▸ EXERCISE PROMPT
Only lines with the word "arrow" are wanted; copy each of them from the listing below.

▸ RECORDS TO PROCESS
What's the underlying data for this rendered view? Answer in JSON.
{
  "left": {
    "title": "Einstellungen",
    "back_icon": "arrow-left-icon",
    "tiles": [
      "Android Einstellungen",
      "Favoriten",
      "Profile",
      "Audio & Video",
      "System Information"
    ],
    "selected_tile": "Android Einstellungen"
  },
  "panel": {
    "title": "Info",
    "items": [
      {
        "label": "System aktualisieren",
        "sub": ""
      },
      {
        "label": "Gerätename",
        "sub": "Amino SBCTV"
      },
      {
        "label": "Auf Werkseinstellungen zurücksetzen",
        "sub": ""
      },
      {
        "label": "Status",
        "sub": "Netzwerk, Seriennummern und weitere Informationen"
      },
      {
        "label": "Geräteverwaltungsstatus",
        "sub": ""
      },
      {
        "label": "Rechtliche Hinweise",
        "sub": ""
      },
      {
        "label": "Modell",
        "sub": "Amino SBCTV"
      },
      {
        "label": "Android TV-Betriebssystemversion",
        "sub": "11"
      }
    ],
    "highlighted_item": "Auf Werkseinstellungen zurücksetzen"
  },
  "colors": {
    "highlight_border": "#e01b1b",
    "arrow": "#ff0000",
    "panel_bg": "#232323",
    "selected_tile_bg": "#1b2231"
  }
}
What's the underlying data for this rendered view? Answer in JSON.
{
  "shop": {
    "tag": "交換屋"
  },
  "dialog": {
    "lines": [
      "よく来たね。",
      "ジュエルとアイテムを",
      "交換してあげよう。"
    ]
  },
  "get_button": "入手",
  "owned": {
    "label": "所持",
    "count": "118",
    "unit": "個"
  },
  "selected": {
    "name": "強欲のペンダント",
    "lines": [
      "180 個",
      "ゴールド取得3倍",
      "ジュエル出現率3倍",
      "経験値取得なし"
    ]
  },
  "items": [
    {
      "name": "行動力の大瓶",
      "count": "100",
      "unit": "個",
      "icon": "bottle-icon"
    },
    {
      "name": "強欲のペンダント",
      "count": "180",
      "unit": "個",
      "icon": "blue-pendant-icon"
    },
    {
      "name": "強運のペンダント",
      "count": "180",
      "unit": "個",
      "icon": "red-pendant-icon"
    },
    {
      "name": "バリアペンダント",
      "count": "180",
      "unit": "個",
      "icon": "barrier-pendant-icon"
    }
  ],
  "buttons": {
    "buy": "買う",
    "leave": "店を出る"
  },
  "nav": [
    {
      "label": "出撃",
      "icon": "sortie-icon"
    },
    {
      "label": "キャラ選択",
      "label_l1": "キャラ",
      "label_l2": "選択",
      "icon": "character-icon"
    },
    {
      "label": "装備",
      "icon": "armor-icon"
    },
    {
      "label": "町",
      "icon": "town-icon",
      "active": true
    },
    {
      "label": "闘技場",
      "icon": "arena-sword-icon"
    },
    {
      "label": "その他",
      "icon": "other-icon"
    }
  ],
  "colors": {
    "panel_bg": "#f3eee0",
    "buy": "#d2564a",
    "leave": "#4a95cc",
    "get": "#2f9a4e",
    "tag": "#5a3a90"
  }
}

▸ ANSWER SPACE
    "back_icon": "arrow-left-icon",
    "arrow": "#ff0000",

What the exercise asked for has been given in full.